As Cheh noted in her opening statement at the hearing on the bill, the biggest motivation behind the bill is to remove public opposition that could stand in the way of more widespread safety-based enforcement. The question is, will this bill do that?
It could be that lowering fines suddenly creates a peace in the District where drivers and driver organizations generally accept cameras. Or, it might be that people who get tickets will scream about it just the same. While the purpose of the cameras shouldn’t be and shouldn’t have been revenue, now that they’re here, there are other things one could spend money on besides buying down fines. Is it worth it?
We can’t really know. The rationale for creating a special fund to help with future camera purchases was that it would make it easier for MPD to get new cameras without such a long and tortured process as it had for this last round. On the other hand, DC budget director Eric Goulet argued in his testimony that the fund wouldn’t really end the need for the council to specifically approve new camera spending and contracts anyway, so it doesn’t matter.

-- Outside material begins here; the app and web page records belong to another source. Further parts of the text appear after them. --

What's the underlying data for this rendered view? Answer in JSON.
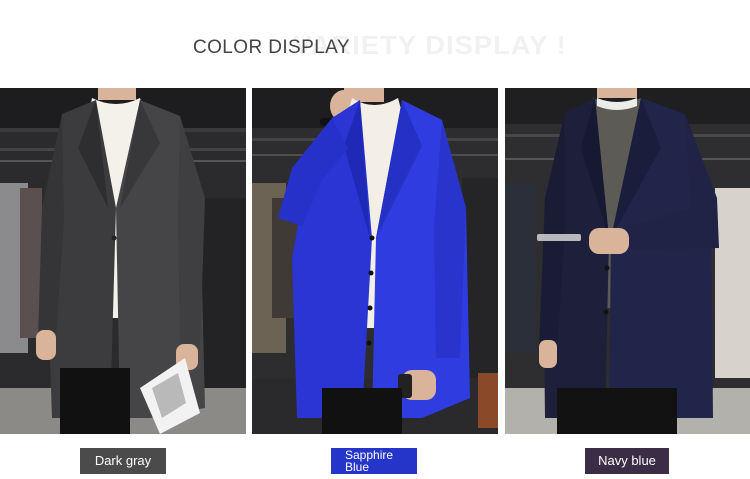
{
  "header": {
    "title": "COLOR DISPLAY",
    "ghost_text": "VARIETY DISPLAY !"
  },
  "swatches": [
    {
      "label": "Dark gray",
      "color": "#4b4b4b",
      "coat_color": "#3c3c3e"
    },
    {
      "label_line1": "Sapphire",
      "label_line2": "Blue",
      "color": "#2635c9",
      "coat_color": "#2a35d3"
    },
    {
      "label": "Navy blue",
      "color": "#3a2d45",
      "coat_color": "#1f2140"
    }
  ]
}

Another way to deal with this uncertainty would be to make the new fines temporary. Let’s see how things work out for a year or so. If there’s peace in camera land, then it was the right move and should be permanent. If we’re still having the same arguments, then DC might as well take the revenue for all the headaches.
Fortunately, the new committee print does just that. It includes a sunset provision that it will expire at the end of the 2013 fiscal year (in September 2013). This also means that this bill wouldn’t affect the FY2014 budget, which the Council will debate this spring.

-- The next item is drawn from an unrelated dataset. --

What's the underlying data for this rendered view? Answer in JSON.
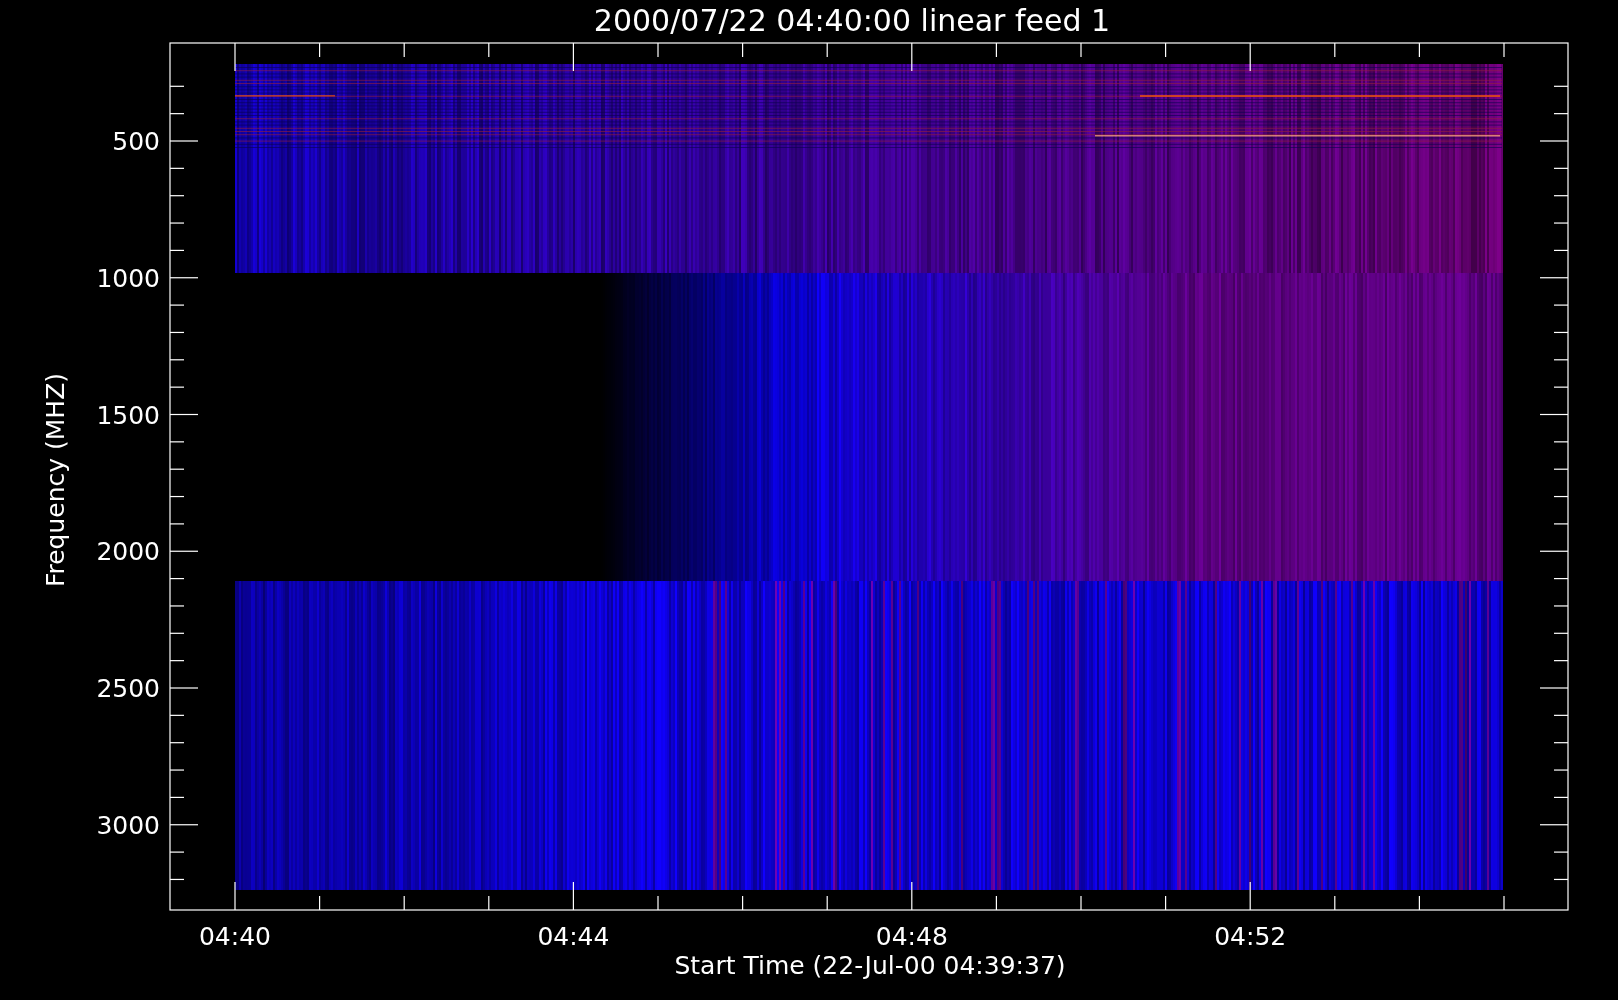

It still does mean the bill would use up some of the “unanticipated revenue” that is coming in this year, instead of it going to another program such as the Housing Production Trust Fund.
On the other hand, the fines now aren’t going down as much. The original bill set fines at $50 for speeding up to 20 mph over the limit, but now proposes levels of $50 for up to 10 mph over (which MPD doesn’t usually ticket for) and $75 for 11-20 over. That probably means it will cost less, though it also means it might be less likely to assuage angry drivers who got a lot of tickets.
Another change, and not a great one, is that the bill now does not distinguish between fines for automated enforcement and fines from a police officer. This is simpler, but wrong. The idea behind lower automated fines is that there should be an inverse relationship between severity and certainty: if the chance of getting caught is higher, the punishment needn’t be so high. With a camera, that’s the case.
But if there’s an area without cameras, but officers are doing some in-person ticket writing, the certainty is low again, so the fine needs to stay higher. Besides, low fines could make it harder for MPD to assign officers to writing tickets in safety trouble spots, since the tickets might not pay for the officer’s time any more.
Cheh’s committee is marking up the bill today, and then Mendelson’s will mark it up tomorrow. He could push for changes, for better or worse, at that point. Then it will go before the Council, where members could try to amend it to further change provisions or restore some from the original bill.